The definition of equity income by the Association of Investment Companies is also more flexible than it is for open-ended funds. UK equity income investment trusts have to demonstrate that they are aiming to achieve a total return to shareholders from capital and dividend growth and there is no specific yield target. In contrast, the Investment Association definition has a specific yield target and funds have historically been ejected from the sector for failing to meet it. The yield target has recently been reduced in recognition that it did not give managers sufficient flexibility, but investment trusts still have the edge.
We would also argue that investment trusts compare favourably to ‘enhanced income’ funds, which have been considered a solution to some of the difficulties of paying a high dividend yield for investors. These funds sell options on existing holdings to boost the income. The problem is that this limits the potential growth: a recent Hargreaves Lansdown report (4) found that the higher income has in some cases come at the cost of capital growth, with some funds even experiencing capital losses.

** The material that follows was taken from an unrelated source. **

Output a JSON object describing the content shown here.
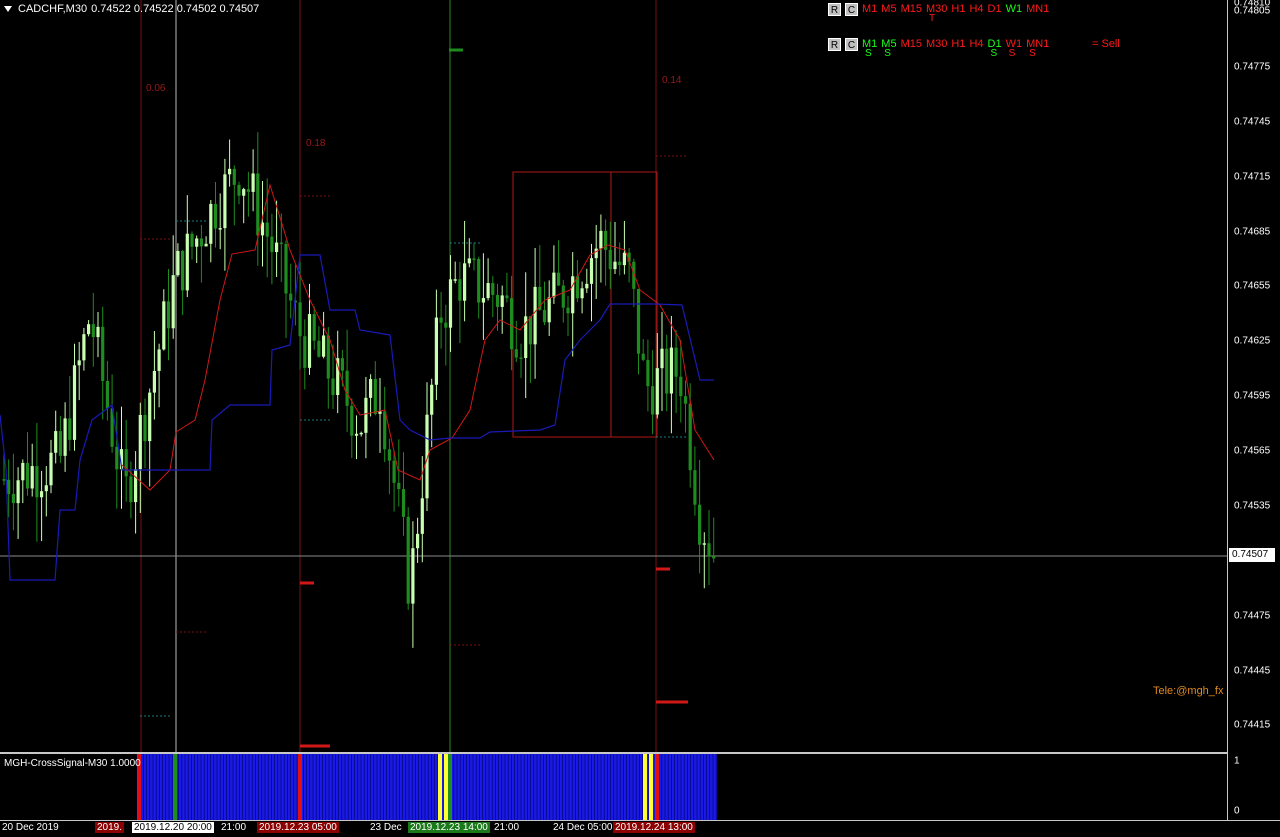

Investment trusts can employ option-writing to boost the overall income yield, but they have alternatives, such as leverage, available to sustain a higher income. This allows for a more nuanced approach to generating income. Options can be employed when pricing looks attractive, but there is no necessity to write options if it doesn’t.
Investment trusts may not be a perfect solution to the income dilemma and, of course, investors must still be selective, but trusts do have some natural advantages. As such, we believe they are a less imperfect option.
Find out more at: www.invtrusts.com.